  1. Do not disturb the scene.
  2. Do not show the scene to others.
  3. Reserve conversation about the event until having consulted with and completed all interviews with law enforcement.
  • Notify the licensing agency the same day the death occurs.
  • ECE programs should only release specific information about the circumstances of the child’s or adult’s death that the authorities and the deceased member’s family agree that the program may share.
  • Supportive and reassuring comments should be provided to children directly affected. Provide age-appropriate information for children, parents/guardians, and staff.

Depending on the cause of death (including sudden unexpected infant deaths [SUIDs], sudden infant death syndrome [SIDS], suffocation, injury, maltreatment, etc), there may be a need for updated education on the subject for caregivers/teachers and/or children as well as implementation of improved health and safety practices.

Caregivers/teachers should be knowledgeable about safe sleep practices and implement them so that sleep-related deaths are not treated as possible maltreatment cases, resulting in false, inappropriate criminal and protective services investigations of the ECE program.5


If a child or adult known to the children enrolled in the ECE program dies while not at the ECE facility 1,3

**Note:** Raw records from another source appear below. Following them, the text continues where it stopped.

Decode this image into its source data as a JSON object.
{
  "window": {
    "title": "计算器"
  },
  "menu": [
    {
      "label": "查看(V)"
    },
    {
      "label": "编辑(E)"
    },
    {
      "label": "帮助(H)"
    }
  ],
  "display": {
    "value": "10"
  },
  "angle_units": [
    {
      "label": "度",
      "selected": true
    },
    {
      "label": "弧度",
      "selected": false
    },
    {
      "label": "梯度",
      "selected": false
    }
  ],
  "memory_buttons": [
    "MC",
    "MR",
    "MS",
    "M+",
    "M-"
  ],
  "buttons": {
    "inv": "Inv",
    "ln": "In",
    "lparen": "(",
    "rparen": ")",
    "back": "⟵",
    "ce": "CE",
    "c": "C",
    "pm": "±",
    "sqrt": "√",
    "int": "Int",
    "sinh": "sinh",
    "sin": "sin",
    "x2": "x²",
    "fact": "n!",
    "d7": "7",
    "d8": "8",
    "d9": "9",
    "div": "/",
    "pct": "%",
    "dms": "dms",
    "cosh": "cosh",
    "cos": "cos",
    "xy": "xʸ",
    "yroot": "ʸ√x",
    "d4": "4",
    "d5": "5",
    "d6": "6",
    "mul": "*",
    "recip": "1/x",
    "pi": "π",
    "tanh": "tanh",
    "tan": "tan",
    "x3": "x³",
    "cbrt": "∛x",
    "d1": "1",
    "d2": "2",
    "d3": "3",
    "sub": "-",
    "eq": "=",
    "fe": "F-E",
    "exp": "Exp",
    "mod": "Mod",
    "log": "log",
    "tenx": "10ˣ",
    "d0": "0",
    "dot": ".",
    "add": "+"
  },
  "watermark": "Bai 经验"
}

  • Provide age-appropriate information for children, parents/guardians, and staff.
  • Make resources for support available to staff, parents, and children.

If a death outside the ECE program might be due to suspected child maltreatment or neglect, the caregiver/teacher is mandated to report this to child protective services. Failing to consider or follow up on a suspected child abuse/neglect case can put other children (eg, siblings, children in the extended family, those enrolled in the program) at risk.4


Proper management of unexpected deaths of children or adults by ECE staff allows families and staff who are affected the opportunity to react, grieve, assess, and communicate their needs.5 A parent’s experience following the death of a child varies enormously, and the way staff respond to and support families can make a considerable difference.2





The following resources can offer support and counseling to caregivers/teachers and families experiencing tragedy:


National Action Partnership to Promote Safe Sleep

First Candle


National Center for School Crisis and Bereavement


“Supporting the Grieving Child and Family”


National Center for Education in Maternal and Child Health SUID/SIDS Gateway

Center, Early Head Start, Head Start, Large Family Child Care Home, Small Family Child Care Home
RELATED STANDARDS Pre-service Training Safe Sleep Practices and Sudden Unexpected Infant Death (SUID)/SIDS Risk Reduction Recognizing and Reporting Suspected Child Abuse, Neglect, and Exploitation Immunity for Reporters of Child Abuse and Neglect Preventing and Identifying Shaken Baby Syndrome/Abusive Head Trauma Care for Children Who Have Experienced Abuse/Neglect Facility Layout to Reduce Risk of Child Abuse and Neglect Disaster Planning, Training, and Communication
  1. Association of SIDS and Infant Mortality Programs. The unexpected death of an infant or child: standards for services to families. Reviewed March 2001. Accessed May 18, 2020

  2. Sidebotham P, Marshall D, Garstang J. Responding to unexpected child deaths. In: Duncan JR, Byard RW, eds. SIDS: Sudden Infant and Early Childhood Death; The Past, the Present and the Future. Adelaide, South Australia, Australia: University of Adelaide Press; 2018. Accessed May 18, 2020

  3. National SIDS/Infant Death Resource Center. Responding to a Sudden, Unexpected Infant Death: The Professional’s Role. Vienna, VA: National SIDS/Infant Death Resource Center; 2004. Accessed May 18, 2020

  4. Palusci VJ, American Academy of Pediatrics Council on Child Abuse and Neglect, Kay AJ, et al. Identifying child abuse fatalities during infancy. Pediatrics. 2019;144(3):e20192076 PMID: 31451610

  5. Palusci VJ. Pediatricians have critical role in identifying child abuse fatalities during infancy. AAP News. ttps:// Published August 26, 2019. Accessed May 18, 2020


Content in the STANDARD was modified on 05/17/2016 and 8/25/2020.